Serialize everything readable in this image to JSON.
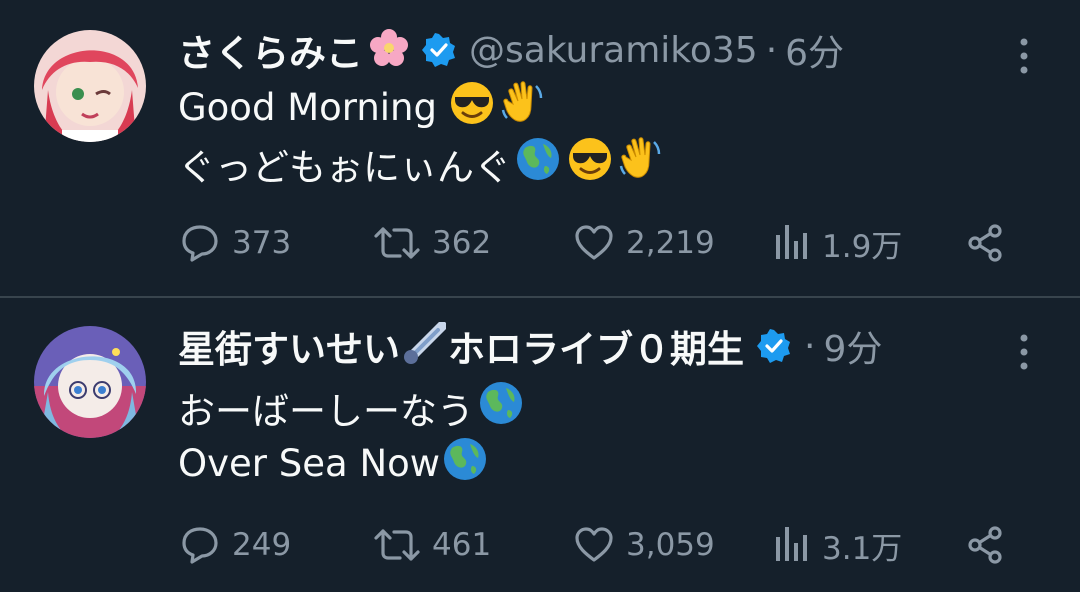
{
  "tweets": [
    {
      "name": "さくらみこ",
      "name_emoji": "cherry-blossom",
      "handle": "@sakuramiko35",
      "sep": "·",
      "time": "6分",
      "lines": [
        "Good Morning",
        "ぐっどもぉにぃんぐ"
      ],
      "line_emojis": [
        [
          "smiling-face-with-sunglasses",
          "waving-hand"
        ],
        [
          "globe",
          "smiling-face-with-sunglasses",
          "waving-hand"
        ]
      ],
      "replies": "373",
      "retweets": "362",
      "likes": "2,219",
      "views": "1.9万"
    },
    {
      "name": "星街すいせい",
      "name_suffix": "ホロライブ０期生",
      "name_emoji": "comet",
      "sep": "·",
      "time": "9分",
      "lines": [
        "おーばーしーなう",
        "Over Sea Now"
      ],
      "line_emojis": [
        [
          "globe"
        ],
        [
          "globe"
        ]
      ],
      "replies": "249",
      "retweets": "461",
      "likes": "3,059",
      "views": "3.1万"
    }
  ],
  "colors": {
    "background": "#15202b",
    "text": "#f7f9f9",
    "muted": "#8b98a5",
    "verified": "#1d9bf0",
    "divider": "#38444d"
  }
}
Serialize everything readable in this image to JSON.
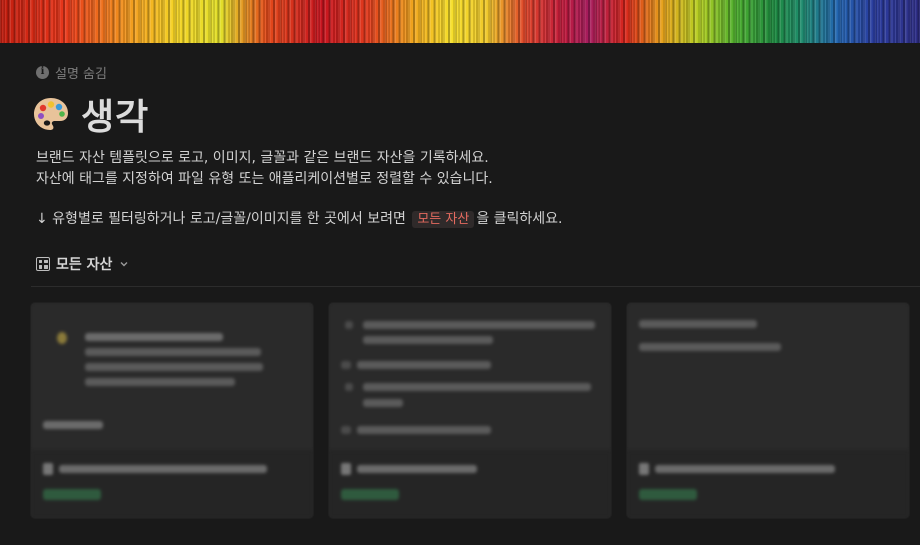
{
  "cover": {
    "description": ""
  },
  "page": {
    "hide_description_label": "설명 숨김",
    "title": "생각",
    "icon": "palette-icon",
    "description_line_1": "브랜드 자산 템플릿으로 로고, 이미지, 글꼴과 같은 브랜드 자산을 기록하세요.",
    "description_line_2": "자산에 태그를 지정하여 파일 유형 또는 애플리케이션별로 정렬할 수 있습니다.",
    "description_line_3_prefix": "↓ 유형별로 필터링하거나 로고/글꼴/이미지를 한 곳에서 보려면",
    "description_line_3_code": "모든 자산",
    "description_line_3_suffix": "을 클릭하세요."
  },
  "view": {
    "label": "모든 자산",
    "icon": "gallery-icon"
  },
  "colors": {
    "background": "#191919",
    "inline_code_text": "#e46a5f",
    "inline_code_bg": "#2f2a2a",
    "tag_green": "#2f5a3e"
  }
}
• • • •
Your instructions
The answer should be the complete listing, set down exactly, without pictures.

The completed task
Serialize everything readable in this image to JSON.
{
  "tweets": [
    {
      "name": "さくらみこ",
      "name_emoji": "cherry-blossom",
      "handle": "@sakuramiko35",
      "sep": "·",
      "time": "6分",
      "lines": [
        "Good Morning",
        "ぐっどもぉにぃんぐ"
      ],
      "line_emojis": [
        [
          "smiling-face-with-sunglasses",
          "waving-hand"
        ],
        [
          "globe",
          "smiling-face-with-sunglasses",
          "waving-hand"
        ]
      ],
      "replies": "373",
      "retweets": "362",
      "likes": "2,219",
      "views": "1.9万"
    },
    {
      "name": "星街すいせい",
      "name_suffix": "ホロライブ０期生",
      "name_emoji": "comet",
      "sep": "·",
      "time": "9分",
      "lines": [
        "おーばーしーなう",
        "Over Sea Now"
      ],
      "line_emojis": [
        [
          "globe"
        ],
        [
          "globe"
        ]
      ],
      "replies": "249",
      "retweets": "461",
      "likes": "3,059",
      "views": "3.1万"
    }
  ],
  "colors": {
    "background": "#15202b",
    "text": "#f7f9f9",
    "muted": "#8b98a5",
    "verified": "#1d9bf0",
    "divider": "#38444d"
  }
}
Serialize everything readable in this image to JSON.
{
  "cover": {
    "description": ""
  },
  "page": {
    "hide_description_label": "설명 숨김",
    "title": "생각",
    "icon": "palette-icon",
    "description_line_1": "브랜드 자산 템플릿으로 로고, 이미지, 글꼴과 같은 브랜드 자산을 기록하세요.",
    "description_line_2": "자산에 태그를 지정하여 파일 유형 또는 애플리케이션별로 정렬할 수 있습니다.",
    "description_line_3_prefix": "↓ 유형별로 필터링하거나 로고/글꼴/이미지를 한 곳에서 보려면",
    "description_line_3_code": "모든 자산",
    "description_line_3_suffix": "을 클릭하세요."
  },
  "view": {
    "label": "모든 자산",
    "icon": "gallery-icon"
  },
  "colors": {
    "background": "#191919",
    "inline_code_text": "#e46a5f",
    "inline_code_bg": "#2f2a2a",
    "tag_green": "#2f5a3e"
  }
}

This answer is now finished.